by Anthony de Mello
An old woman had reached the outskirts of the village and settled down under a tree for the night when a villager came running up to her and said, “The stone! The stone! Give me the precious stone!”
“What stone?” asked the old woman.
“Last night the Lord appeared to me a dream,” said the villager, “and told me that if I went to the outskirts of the village at dusk I should find an old woman who would give me a precious stone that would make me rich forever.”
The old woman rummaged in her bag and pulled out a stone. “The Lord probably meant this one,” she said, as she handed the stone over the villager. “I found it on a forest path some days ago. You can certainly have it.
The villager looked at the stone in wonder. It was a diamond. Probably the largest diamond in the whole world for it was as large as a person’s head.
The villager took the diamond and walked away. All night the villager tossed about in bed, unable to sleep. Next day at the crack of dawn the villager woke the old woman and said, “Give me the wealth that makes it possible for you to give this diamond away so easily.”
What allows one to give what one has to others?
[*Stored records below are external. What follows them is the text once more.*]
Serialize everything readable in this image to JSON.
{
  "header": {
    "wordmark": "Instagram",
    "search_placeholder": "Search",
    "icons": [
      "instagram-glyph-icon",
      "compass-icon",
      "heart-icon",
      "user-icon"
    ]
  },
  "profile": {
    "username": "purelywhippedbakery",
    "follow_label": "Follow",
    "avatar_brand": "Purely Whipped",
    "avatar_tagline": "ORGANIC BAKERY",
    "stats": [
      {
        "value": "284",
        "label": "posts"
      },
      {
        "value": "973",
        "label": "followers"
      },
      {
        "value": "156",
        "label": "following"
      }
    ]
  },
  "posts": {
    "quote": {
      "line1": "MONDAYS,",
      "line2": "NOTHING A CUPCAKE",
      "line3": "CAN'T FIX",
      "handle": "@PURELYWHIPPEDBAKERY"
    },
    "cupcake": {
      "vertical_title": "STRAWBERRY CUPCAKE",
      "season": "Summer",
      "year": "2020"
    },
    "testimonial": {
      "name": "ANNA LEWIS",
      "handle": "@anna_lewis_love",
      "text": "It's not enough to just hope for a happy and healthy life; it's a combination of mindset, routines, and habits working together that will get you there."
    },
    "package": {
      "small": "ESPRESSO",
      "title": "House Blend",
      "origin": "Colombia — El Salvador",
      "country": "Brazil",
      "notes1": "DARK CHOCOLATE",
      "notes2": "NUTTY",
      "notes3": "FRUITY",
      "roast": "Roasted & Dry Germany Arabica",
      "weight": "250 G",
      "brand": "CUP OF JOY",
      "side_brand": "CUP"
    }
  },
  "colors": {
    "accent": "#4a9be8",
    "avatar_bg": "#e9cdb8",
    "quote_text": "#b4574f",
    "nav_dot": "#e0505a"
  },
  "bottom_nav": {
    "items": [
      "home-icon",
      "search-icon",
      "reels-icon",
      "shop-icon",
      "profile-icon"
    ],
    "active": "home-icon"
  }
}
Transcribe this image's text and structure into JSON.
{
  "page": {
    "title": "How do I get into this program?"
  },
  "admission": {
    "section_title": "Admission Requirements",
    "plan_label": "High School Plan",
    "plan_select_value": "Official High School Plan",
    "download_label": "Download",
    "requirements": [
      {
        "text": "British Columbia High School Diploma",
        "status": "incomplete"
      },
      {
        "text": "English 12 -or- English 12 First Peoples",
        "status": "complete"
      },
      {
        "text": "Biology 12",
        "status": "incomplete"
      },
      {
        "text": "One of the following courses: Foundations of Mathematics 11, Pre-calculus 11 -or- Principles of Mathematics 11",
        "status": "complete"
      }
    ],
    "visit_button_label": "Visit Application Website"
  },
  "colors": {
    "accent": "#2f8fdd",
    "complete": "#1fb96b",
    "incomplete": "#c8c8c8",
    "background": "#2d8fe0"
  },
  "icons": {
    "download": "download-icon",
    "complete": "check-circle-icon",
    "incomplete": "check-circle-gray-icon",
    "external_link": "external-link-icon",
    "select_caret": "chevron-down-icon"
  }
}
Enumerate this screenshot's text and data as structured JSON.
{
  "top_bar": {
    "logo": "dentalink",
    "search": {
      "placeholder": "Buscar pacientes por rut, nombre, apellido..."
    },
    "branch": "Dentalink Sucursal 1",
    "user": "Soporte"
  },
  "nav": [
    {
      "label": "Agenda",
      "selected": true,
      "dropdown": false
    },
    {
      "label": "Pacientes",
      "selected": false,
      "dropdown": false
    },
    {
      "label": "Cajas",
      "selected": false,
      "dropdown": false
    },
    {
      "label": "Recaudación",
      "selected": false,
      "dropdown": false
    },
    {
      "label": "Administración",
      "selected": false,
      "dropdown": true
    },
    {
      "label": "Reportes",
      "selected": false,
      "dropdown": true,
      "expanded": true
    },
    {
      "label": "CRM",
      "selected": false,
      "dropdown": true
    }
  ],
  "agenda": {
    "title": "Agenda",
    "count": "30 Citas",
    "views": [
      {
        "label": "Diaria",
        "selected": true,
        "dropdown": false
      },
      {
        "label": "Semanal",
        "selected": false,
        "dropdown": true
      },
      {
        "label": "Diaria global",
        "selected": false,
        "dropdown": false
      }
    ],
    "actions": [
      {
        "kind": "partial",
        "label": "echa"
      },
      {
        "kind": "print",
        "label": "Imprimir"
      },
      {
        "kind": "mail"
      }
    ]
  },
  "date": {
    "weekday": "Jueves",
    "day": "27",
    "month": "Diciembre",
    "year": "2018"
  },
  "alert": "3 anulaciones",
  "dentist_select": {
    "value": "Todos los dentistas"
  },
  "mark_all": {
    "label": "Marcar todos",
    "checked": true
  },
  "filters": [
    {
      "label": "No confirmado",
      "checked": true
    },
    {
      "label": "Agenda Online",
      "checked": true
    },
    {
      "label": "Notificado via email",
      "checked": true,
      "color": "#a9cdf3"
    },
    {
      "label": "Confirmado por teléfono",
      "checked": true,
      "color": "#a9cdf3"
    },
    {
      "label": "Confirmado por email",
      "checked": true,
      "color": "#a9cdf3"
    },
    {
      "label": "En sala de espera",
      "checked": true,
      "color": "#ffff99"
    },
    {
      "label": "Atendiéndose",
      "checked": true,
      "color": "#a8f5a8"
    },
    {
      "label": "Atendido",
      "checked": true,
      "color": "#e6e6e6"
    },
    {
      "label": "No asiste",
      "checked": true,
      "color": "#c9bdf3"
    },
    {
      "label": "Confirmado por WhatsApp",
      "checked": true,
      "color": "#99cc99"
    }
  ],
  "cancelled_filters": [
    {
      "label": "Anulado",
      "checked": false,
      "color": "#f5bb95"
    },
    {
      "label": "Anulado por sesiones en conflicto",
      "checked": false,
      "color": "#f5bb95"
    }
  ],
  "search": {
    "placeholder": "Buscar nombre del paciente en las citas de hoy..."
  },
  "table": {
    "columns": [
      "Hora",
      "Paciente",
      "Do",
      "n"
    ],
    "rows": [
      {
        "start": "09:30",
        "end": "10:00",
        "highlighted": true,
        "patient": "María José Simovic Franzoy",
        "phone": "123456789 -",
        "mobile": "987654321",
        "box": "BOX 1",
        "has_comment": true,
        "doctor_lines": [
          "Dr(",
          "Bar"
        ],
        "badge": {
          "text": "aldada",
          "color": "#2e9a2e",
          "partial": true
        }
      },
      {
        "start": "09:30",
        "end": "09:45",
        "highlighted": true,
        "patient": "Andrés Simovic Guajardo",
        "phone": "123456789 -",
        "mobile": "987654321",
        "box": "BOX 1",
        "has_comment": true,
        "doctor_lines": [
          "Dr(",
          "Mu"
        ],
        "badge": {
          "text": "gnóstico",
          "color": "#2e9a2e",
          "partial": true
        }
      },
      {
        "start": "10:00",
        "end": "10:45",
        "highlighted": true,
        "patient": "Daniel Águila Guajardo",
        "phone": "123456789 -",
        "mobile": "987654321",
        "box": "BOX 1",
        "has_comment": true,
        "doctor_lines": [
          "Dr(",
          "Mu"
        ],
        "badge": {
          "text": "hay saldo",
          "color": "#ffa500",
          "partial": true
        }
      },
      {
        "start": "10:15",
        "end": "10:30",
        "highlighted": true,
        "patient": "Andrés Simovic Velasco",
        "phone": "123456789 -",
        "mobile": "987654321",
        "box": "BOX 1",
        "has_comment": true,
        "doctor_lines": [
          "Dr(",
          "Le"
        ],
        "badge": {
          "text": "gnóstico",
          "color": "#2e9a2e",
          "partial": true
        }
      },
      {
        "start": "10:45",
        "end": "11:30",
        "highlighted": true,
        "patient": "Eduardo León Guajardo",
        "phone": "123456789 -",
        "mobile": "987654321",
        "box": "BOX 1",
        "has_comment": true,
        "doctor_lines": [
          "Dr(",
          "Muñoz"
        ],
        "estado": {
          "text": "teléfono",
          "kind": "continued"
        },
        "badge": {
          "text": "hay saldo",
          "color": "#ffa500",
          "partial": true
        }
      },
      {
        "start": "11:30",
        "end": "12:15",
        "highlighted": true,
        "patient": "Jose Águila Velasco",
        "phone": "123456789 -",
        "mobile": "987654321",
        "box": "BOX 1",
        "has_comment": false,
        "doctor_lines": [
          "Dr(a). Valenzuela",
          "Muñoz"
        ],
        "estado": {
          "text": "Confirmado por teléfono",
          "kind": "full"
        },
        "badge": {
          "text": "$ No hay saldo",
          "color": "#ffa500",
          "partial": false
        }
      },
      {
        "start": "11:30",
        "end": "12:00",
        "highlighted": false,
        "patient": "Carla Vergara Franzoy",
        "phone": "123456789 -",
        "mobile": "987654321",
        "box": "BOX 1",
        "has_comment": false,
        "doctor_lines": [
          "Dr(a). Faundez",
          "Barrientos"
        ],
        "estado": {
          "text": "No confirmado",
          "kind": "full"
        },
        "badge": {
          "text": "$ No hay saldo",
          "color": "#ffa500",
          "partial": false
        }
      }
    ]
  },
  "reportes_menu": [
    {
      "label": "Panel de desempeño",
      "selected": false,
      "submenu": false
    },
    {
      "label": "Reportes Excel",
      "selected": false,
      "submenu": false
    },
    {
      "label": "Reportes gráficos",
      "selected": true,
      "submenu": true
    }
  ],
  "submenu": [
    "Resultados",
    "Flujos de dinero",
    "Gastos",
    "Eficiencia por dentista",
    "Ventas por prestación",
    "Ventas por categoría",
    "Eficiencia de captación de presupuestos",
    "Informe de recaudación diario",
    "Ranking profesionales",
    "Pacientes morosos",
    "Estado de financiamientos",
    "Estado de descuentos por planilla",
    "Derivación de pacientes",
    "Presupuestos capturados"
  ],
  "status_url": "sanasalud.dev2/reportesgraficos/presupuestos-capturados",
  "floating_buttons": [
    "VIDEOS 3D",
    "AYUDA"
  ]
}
What allows one to give easily?
Perhaps we can find the answer hidden in our own sense of gratitude. Since the beginning of our academic year so many Catholic educators have given their time and their talents so generously: those who share our ministry by investing their time as coaches, room parents and school advisory members. What allows those engaged in Catholic education to give so generously?
I believe what motivates all of us is found in the Mission of Catholic education--our response to serve out of Gratitude. Thanks for co-creating and living the Mission of Catholic education through your generosity.
Thank you for all you do for your school, your children, and the Church.